A Critical Media Moment? CNN on Race

We have to be grateful that CNN is drawing attention to issues of race in Silicon Valley. Or do we? The cable network’s documentary “The New Promised Land: Silicon Valley” airs tomorrow, and if it hones in on structural and institutional racism in American computing and electronics industries, great.  The world of high tech R&D is too easily cast as above or outside of social factors; I spend my days teaching engineering undergrads how to question that presumption.  Specifically, with some powerful reporting by CNN we may see how familiar meritocratic claims about “genius” as the source of American high-tech innovation  (lately fueled by retrospectives of Steve Jobs’ career) have long helped support race-based exclusion in U.S. technology spheres.  I blogged about this the other week.

But I’m a little worried. Advance screenings and media commentary on the film have generated a great deal of conversation, among bloggers and mainstream media alike.  Yesterday the New York Times reflected on the buzz itself, in “CNN Documentary Sets Off Debate on Race and Technology” by Brian Stelter and Jenna Wortham.  And much of that buzz has been about the ways in which individuals depicted in the film, such as Michael Arrington, do or don’t recognize structural inequities; that is, about the talking heads themselves. Their views provide interesting evidence but we need to go from thinking about those individuals  to a broader view.  Hank Williams lays out some of these larger issues for CNN as the network builds hype for the documentary; for example, pervasive economic impediments to the scale-up of minority-led projects. If CNN proves willing to keep that conversation going, bucking a mainstream media tradition of downplaying the race, class and gender inequities still going strong in 21st Century America, then we may have something to thank them for.

Trade Secrets

Last week, the San Jose Mercury News offered two articles by Mike Swift that are must-reads for anyone concerned with diversity in technical occupations. The title of the first, “Blacks, Latinos and women lose ground at Silicon Valley tech companies,” makes the importance of that piece clear. The newspaper analyzed combined work forces of ten regional companies, including Intel, Hewlett-Packard and eBay, and found that already small numbers of black and Hispanic workers in those firms declined from 1999 to 2005. Swift analyzes this data, provided through the U.S. Department of Labor, in a rare and commendable inquiry into the social dimensions of high-tech industries–usually so venerated as a source of the nation’s economic health and international competitiveness that we dare not “quibble” about their involvement with diversity. 

But it is the second article, posted the next day, that I want to hone in on.

That piece, “Five Silicon Valley companies fought release of employment data, and won,”  tells us something new and worrisome about why minority involvement in high tech enterprise may have dropped. Swift recounts how five other firms, including Apple, Google, and Yahoo, declined to have the Labor Department provide the Mercury News with information about their workforces’ race and gender representation. The newspaper’s 18-month pursuit of the data through the Freedom of Information Act resulted in federal regulators confirming the companies’ claim that such revelations would cause them “commercial harm.” Let’s think about the implications of both the claim and official support for it.

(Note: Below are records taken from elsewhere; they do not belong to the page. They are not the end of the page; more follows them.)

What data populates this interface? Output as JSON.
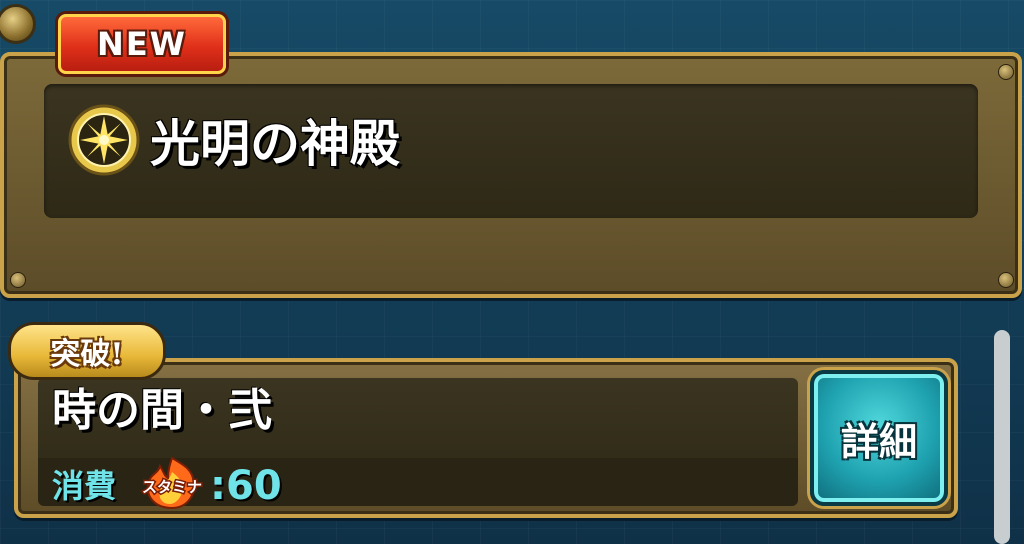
{
  "quest": {
    "badge": "NEW",
    "title": "光明の神殿",
    "element_icon": "light-element-icon"
  },
  "stage": {
    "tag": "突破!",
    "name": "時の間・弐",
    "cost_label": "消費",
    "stamina_label": "スタミナ",
    "cost_value": ":60",
    "detail_button": "詳細"
  },
  "colors": {
    "accent_cyan": "#6fe3e8",
    "frame_gold": "#c9a24a",
    "badge_red": "#e0301a"
  }
}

Maybe these companies, which together employ tens of thousands of people,  are trying to hide poor performance in this area, a failure to engage or retain a diverse workforce.  Maybe not; We don’t know. But we do know that their argument against releasing the data itself bodes ill. For one thing, the idea that public disclosure of the number of female managers or Hispanic engineers working in a company could provide competitors with  information about a firm’s operations or productivity is positively creepy. Is the presumption that employees’ genders or ethnicities enhance their performances, or diminish their contributions? Or does that depend on the gender or ethnicity in question?  Either way, highly problematic…After all, how can information about workers’ race, ethnic heritage, gender, age, or sexuality be linked to productivity or business strategy in any way that is not discriminatory? It is hard to see how those characteristics could have anything to do with employees’  work or the conduct of business, high-tech or otherwise.

Second, what exactly is the Labor Department, which accepted the arguments of lawyers from the five firms against releasing their workforce data, up to? They seem to be placing corporate privacy above the goal of diversity.  Haven’t we long accepted that  proportionate representation of women and minorities across the labor pool is a collective national good that transcends the profit schemes and business priorities of free enterprise? Apparently not.

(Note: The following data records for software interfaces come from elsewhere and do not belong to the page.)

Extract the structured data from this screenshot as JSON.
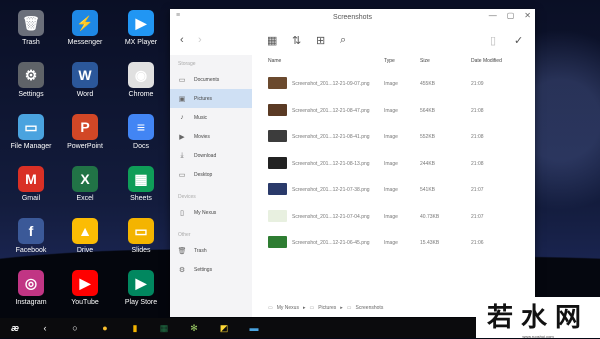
{
  "desktop": {
    "icons": [
      {
        "label": "Trash",
        "color": "#6b6f7a",
        "glyph": "🗑"
      },
      {
        "label": "Messenger",
        "color": "#1e88e5",
        "glyph": "⚡"
      },
      {
        "label": "MX Player",
        "color": "#2196f3",
        "glyph": "▶"
      },
      {
        "label": "Settings",
        "color": "#5f6368",
        "glyph": "⚙"
      },
      {
        "label": "Word",
        "color": "#2b579a",
        "glyph": "W"
      },
      {
        "label": "Chrome",
        "color": "#e0e0e0",
        "glyph": "◉"
      },
      {
        "label": "File Manager",
        "color": "#4aa3df",
        "glyph": "▭"
      },
      {
        "label": "PowerPoint",
        "color": "#d24726",
        "glyph": "P"
      },
      {
        "label": "Docs",
        "color": "#4285f4",
        "glyph": "≡"
      },
      {
        "label": "Gmail",
        "color": "#d93025",
        "glyph": "M"
      },
      {
        "label": "Excel",
        "color": "#217346",
        "glyph": "X"
      },
      {
        "label": "Sheets",
        "color": "#0f9d58",
        "glyph": "▦"
      },
      {
        "label": "Facebook",
        "color": "#3b5998",
        "glyph": "f"
      },
      {
        "label": "Drive",
        "color": "#fbbc04",
        "glyph": "▲"
      },
      {
        "label": "Slides",
        "color": "#f4b400",
        "glyph": "▭"
      },
      {
        "label": "Instagram",
        "color": "#c13584",
        "glyph": "◎"
      },
      {
        "label": "YouTube",
        "color": "#ff0000",
        "glyph": "▶"
      },
      {
        "label": "Play Store",
        "color": "#01875f",
        "glyph": "▶"
      }
    ]
  },
  "window": {
    "title": "Screenshots",
    "controls": {
      "minimize": "—",
      "maximize": "▢",
      "close": "✕"
    },
    "sidebar": {
      "section_storage": "Storage",
      "items": [
        {
          "label": "Documents",
          "icon": "▭"
        },
        {
          "label": "Pictures",
          "icon": "▣"
        },
        {
          "label": "Music",
          "icon": "♪"
        },
        {
          "label": "Movies",
          "icon": "▶"
        },
        {
          "label": "Download",
          "icon": "⤓"
        },
        {
          "label": "Desktop",
          "icon": "▭"
        }
      ],
      "section_devices": "Devices",
      "devices": [
        {
          "label": "My Nexus",
          "icon": "▯"
        }
      ],
      "section_other": "Other",
      "other": [
        {
          "label": "Trash",
          "icon": "🗑"
        },
        {
          "label": "Settings",
          "icon": "⚙"
        }
      ]
    },
    "table": {
      "headers": {
        "name": "Name",
        "type": "Type",
        "size": "Size",
        "date": "Date Modified"
      },
      "rows": [
        {
          "name": "Screenshot_201...12-21-09-07.png",
          "type": "Image",
          "size": "455KB",
          "date": "21:09",
          "thumb": "#6b4a2e"
        },
        {
          "name": "Screenshot_201...12-21-08-47.png",
          "type": "Image",
          "size": "564KB",
          "date": "21:08",
          "thumb": "#5a3a24"
        },
        {
          "name": "Screenshot_201...12-21-08-41.png",
          "type": "Image",
          "size": "552KB",
          "date": "21:08",
          "thumb": "#3c3c3c"
        },
        {
          "name": "Screenshot_201...12-21-08-13.png",
          "type": "Image",
          "size": "244KB",
          "date": "21:08",
          "thumb": "#222222"
        },
        {
          "name": "Screenshot_201...12-21-07-38.png",
          "type": "Image",
          "size": "541KB",
          "date": "21:07",
          "thumb": "#2a3a6a"
        },
        {
          "name": "Screenshot_201...12-21-07-04.png",
          "type": "Image",
          "size": "40.73KB",
          "date": "21:07",
          "thumb": "#e8f0e0"
        },
        {
          "name": "Screenshot_201...12-21-06-45.png",
          "type": "Image",
          "size": "15.43KB",
          "date": "21:06",
          "thumb": "#2e7d32"
        }
      ]
    },
    "breadcrumb": [
      "My Nexus",
      "Pictures",
      "Screenshots"
    ]
  },
  "watermark": {
    "text": "若水网",
    "sub": "www.ruoshui.com"
  }
}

Swift is clear that the five companies are not easily critiqued: He reports that Google recently donated millions to groups like the National Society of Black Engineers. But the secrecy here and the rationale offered for it are deeply disturbing. If this is what inclusive management ideologies look like in 21st century high-tech enterprise,  we need to worry. And keep Mike Swift on the case.